September 2018
Volume 18, Issue 10
Open Access
Vision Sciences Society Annual Meeting Abstract  |   September 2018
Predictions Guide Gaze in Scene Search
Author Affiliations
  • Steven Luke
    Department of Psychology, Brigham Young UniversityNeuroscience Center, Brigham Young University
  • Benjamin Jafek
    Department of Computer Science, Brigham Young University
Journal of Vision September 2018, Vol.18, 240. doi:
  • Views
  • Share
  • Tools
    • Alerts
      This feature is available to authenticated users only.
      Sign In or Create an Account ×
    • Get Citation

      Steven Luke, Benjamin Jafek; Predictions Guide Gaze in Scene Search. Journal of Vision 2018;18(10):240.

      Download citation file:
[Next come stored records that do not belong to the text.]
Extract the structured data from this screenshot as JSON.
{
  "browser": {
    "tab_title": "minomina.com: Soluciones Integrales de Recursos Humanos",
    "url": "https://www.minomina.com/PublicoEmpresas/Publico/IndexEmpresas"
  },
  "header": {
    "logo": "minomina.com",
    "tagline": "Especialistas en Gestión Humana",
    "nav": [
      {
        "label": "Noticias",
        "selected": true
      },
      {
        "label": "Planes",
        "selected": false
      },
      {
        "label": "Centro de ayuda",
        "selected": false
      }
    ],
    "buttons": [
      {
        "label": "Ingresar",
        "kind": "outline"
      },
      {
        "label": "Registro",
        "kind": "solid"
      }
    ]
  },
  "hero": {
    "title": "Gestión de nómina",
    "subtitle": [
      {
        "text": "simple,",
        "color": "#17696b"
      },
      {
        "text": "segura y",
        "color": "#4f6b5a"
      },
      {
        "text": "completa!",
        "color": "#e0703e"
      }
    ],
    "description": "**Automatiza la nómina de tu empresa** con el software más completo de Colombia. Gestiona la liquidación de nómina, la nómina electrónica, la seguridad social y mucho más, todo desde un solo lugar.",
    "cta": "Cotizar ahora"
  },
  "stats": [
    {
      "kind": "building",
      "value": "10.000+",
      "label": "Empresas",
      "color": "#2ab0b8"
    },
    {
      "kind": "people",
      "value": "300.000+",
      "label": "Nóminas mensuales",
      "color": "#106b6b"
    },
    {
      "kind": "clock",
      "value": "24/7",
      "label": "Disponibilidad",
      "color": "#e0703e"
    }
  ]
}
      © ARVO (1962-2015); The Authors (2016-present)

  • Supplements

Traditionally, models have focused on the role of visual salience in directing attention during real-world scene processing. However, recent research has suggested that meaningfulness plays a primary role, and specifically that eye gaze is guided by predictions (Henderson, 2016; Henderson & Hayes, 2017). We quantified predictability of search targets using a norming study in which participants were presented with scenes from the SCEGRAM image database (Öhlschläger & Võ, 2017). These scenes did not contain the search target, and participants indicated via mouse click where a given target would likely be located in the scene. Prediction maps were created from the data by applying a gaussian blur (sigma = 1 degree of visual angle). A separate group of participants then searched the scenes for these target objects while their eye movements were tracked. Fixation maps were produced from the eye-tracking data, specifically the location of the first fixation after the initial saccade from image center. Saliency maps werealso created for each image using graph-based visual saliency (Harel, Koch & Perona, 2006). Results indicate that the Prediction maps overlapped significantly with the Fixation maps when the target object was in or near the predicted location (r = 0.33). The Saliency and Fixation maps were more weakly related (r = 0.099). However, this Prediction map advantage disappeared when the target object was in an unusual location (e.g. the cereal bowl was on a chair instead of on the table; Prediction r = 0.095; Saliency r = 0.1). We also report the results of a deep neural network trained to use Predictability maps, saliency maps, and both together to predict eye fixation locations in an image. Together, these data indicate that prediction does guide gaze when peripheral visual information consistent with the prediction is available.

Meeting abstract presented at VSS 2018


This PDF is available to Subscribers Only

Sign in or purchase a subscription to access this content. ×

You must be signed into an individual account to use this feature.